EXERCISE INSTRUCTIONS: Your output should repeat each record below with no differences.

(Data records for software interfaces)
________
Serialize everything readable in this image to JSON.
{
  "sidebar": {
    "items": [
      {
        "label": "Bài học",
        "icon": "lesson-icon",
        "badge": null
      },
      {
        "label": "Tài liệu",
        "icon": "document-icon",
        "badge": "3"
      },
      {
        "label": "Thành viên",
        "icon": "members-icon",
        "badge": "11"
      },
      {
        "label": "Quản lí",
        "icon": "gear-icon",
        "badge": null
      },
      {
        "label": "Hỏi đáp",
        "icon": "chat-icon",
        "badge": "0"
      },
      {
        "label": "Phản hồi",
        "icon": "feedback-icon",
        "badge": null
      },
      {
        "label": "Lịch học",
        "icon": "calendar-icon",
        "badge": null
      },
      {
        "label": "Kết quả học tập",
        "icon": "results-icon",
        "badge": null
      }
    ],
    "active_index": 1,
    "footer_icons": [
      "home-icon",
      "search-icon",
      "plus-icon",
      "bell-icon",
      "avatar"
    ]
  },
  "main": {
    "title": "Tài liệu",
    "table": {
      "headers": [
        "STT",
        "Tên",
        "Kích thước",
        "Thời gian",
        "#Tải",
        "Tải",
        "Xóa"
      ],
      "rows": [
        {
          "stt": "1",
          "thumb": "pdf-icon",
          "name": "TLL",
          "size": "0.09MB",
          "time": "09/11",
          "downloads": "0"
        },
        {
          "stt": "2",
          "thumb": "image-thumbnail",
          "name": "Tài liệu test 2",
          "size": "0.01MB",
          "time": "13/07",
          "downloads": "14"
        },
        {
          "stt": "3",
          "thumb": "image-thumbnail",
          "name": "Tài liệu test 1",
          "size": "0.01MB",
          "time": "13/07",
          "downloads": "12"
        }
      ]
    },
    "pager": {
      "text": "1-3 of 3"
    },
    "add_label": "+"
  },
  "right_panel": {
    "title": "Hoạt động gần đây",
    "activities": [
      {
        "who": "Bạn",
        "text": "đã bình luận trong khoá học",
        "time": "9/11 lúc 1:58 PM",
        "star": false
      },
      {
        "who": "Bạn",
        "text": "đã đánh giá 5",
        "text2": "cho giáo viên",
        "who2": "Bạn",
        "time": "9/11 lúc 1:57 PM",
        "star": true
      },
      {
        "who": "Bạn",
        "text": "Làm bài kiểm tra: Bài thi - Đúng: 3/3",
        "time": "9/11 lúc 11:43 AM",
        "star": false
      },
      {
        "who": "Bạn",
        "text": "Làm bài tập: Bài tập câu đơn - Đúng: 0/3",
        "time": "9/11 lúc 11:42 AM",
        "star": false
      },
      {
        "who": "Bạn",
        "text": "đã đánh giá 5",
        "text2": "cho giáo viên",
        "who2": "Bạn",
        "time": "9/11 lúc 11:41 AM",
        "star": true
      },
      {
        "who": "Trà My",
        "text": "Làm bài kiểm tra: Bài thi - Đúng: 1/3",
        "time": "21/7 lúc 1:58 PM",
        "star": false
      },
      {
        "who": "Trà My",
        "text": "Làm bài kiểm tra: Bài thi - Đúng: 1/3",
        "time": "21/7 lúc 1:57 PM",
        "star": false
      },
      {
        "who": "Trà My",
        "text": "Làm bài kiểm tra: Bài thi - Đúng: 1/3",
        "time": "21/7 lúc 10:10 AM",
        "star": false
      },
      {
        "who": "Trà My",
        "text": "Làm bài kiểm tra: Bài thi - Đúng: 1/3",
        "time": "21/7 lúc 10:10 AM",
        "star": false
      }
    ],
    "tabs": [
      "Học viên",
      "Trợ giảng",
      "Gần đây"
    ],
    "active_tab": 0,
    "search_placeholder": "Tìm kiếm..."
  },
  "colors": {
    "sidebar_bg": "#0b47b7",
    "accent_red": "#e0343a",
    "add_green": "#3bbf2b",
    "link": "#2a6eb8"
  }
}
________
RESULT:
Serialize everything readable in this image to JSON.
{
  "sidebar": {
    "items": [
      {
        "label": "Bài học",
        "icon": "lesson-icon",
        "badge": null
      },
      {
        "label": "Tài liệu",
        "icon": "document-icon",
        "badge": "3"
      },
      {
        "label": "Thành viên",
        "icon": "members-icon",
        "badge": "11"
      },
      {
        "label": "Quản lí",
        "icon": "gear-icon",
        "badge": null
      },
      {
        "label": "Hỏi đáp",
        "icon": "chat-icon",
        "badge": "0"
      },
      {
        "label": "Phản hồi",
        "icon": "feedback-icon",
        "badge": null
      },
      {
        "label": "Lịch học",
        "icon": "calendar-icon",
        "badge": null
      },
      {
        "label": "Kết quả học tập",
        "icon": "results-icon",
        "badge": null
      }
    ],
    "active_index": 1,
    "footer_icons": [
      "home-icon",
      "search-icon",
      "plus-icon",
      "bell-icon",
      "avatar"
    ]
  },
  "main": {
    "title": "Tài liệu",
    "table": {
      "headers": [
        "STT",
        "Tên",
        "Kích thước",
        "Thời gian",
        "#Tải",
        "Tải",
        "Xóa"
      ],
      "rows": [
        {
          "stt": "1",
          "thumb": "pdf-icon",
          "name": "TLL",
          "size": "0.09MB",
          "time": "09/11",
          "downloads": "0"
        },
        {
          "stt": "2",
          "thumb": "image-thumbnail",
          "name": "Tài liệu test 2",
          "size": "0.01MB",
          "time": "13/07",
          "downloads": "14"
        },
        {
          "stt": "3",
          "thumb": "image-thumbnail",
          "name": "Tài liệu test 1",
          "size": "0.01MB",
          "time": "13/07",
          "downloads": "12"
        }
      ]
    },
    "pager": {
      "text": "1-3 of 3"
    },
    "add_label": "+"
  },
  "right_panel": {
    "title": "Hoạt động gần đây",
    "activities": [
      {
        "who": "Bạn",
        "text": "đã bình luận trong khoá học",
        "time": "9/11 lúc 1:58 PM",
        "star": false
      },
      {
        "who": "Bạn",
        "text": "đã đánh giá 5",
        "text2": "cho giáo viên",
        "who2": "Bạn",
        "time": "9/11 lúc 1:57 PM",
        "star": true
      },
      {
        "who": "Bạn",
        "text": "Làm bài kiểm tra: Bài thi - Đúng: 3/3",
        "time": "9/11 lúc 11:43 AM",
        "star": false
      },
      {
        "who": "Bạn",
        "text": "Làm bài tập: Bài tập câu đơn - Đúng: 0/3",
        "time": "9/11 lúc 11:42 AM",
        "star": false
      },
      {
        "who": "Bạn",
        "text": "đã đánh giá 5",
        "text2": "cho giáo viên",
        "who2": "Bạn",
        "time": "9/11 lúc 11:41 AM",
        "star": true
      },
      {
        "who": "Trà My",
        "text": "Làm bài kiểm tra: Bài thi - Đúng: 1/3",
        "time": "21/7 lúc 1:58 PM",
        "star": false
      },
      {
        "who": "Trà My",
        "text": "Làm bài kiểm tra: Bài thi - Đúng: 1/3",
        "time": "21/7 lúc 1:57 PM",
        "star": false
      },
      {
        "who": "Trà My",
        "text": "Làm bài kiểm tra: Bài thi - Đúng: 1/3",
        "time": "21/7 lúc 10:10 AM",
        "star": false
      },
      {
        "who": "Trà My",
        "text": "Làm bài kiểm tra: Bài thi - Đúng: 1/3",
        "time": "21/7 lúc 10:10 AM",
        "star": false
      }
    ],
    "tabs": [
      "Học viên",
      "Trợ giảng",
      "Gần đây"
    ],
    "active_tab": 0,
    "search_placeholder": "Tìm kiếm..."
  },
  "colors": {
    "sidebar_bg": "#0b47b7",
    "accent_red": "#e0343a",
    "add_green": "#3bbf2b",
    "link": "#2a6eb8"
  }
}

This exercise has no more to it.